PROBLEM STATEMENT. When a line of the records below contains the string "COLLECTION", copy that whole line.

-- -- --

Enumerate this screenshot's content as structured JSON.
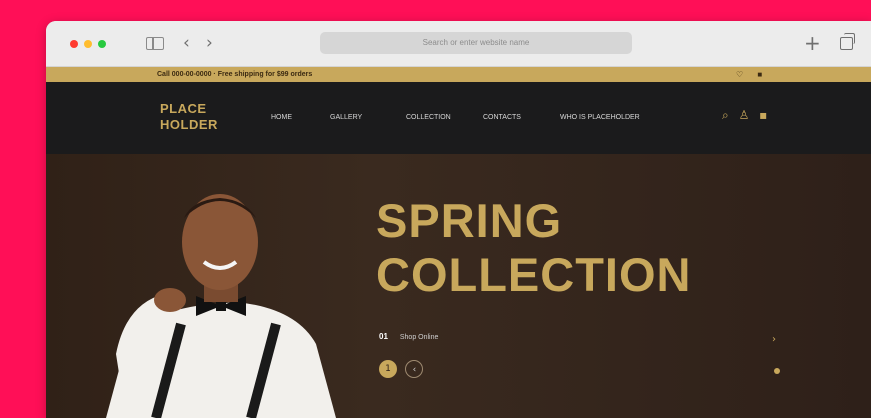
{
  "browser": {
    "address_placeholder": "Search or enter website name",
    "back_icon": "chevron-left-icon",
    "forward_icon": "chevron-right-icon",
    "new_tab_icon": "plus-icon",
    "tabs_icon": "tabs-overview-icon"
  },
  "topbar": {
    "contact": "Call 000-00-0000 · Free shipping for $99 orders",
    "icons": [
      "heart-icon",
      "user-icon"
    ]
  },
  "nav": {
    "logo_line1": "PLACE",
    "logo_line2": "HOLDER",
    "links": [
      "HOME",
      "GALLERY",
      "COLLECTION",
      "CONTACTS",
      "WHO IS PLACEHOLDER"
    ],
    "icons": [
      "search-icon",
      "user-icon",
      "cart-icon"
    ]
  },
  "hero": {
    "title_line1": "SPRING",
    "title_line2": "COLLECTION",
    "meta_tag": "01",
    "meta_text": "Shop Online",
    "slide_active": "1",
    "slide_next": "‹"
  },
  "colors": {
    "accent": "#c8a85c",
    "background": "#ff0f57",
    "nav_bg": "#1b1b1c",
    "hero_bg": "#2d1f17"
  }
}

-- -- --

SOLUTION TO THE PROBLEM.
      "COLLECTION",
    "title_line2": "COLLECTION",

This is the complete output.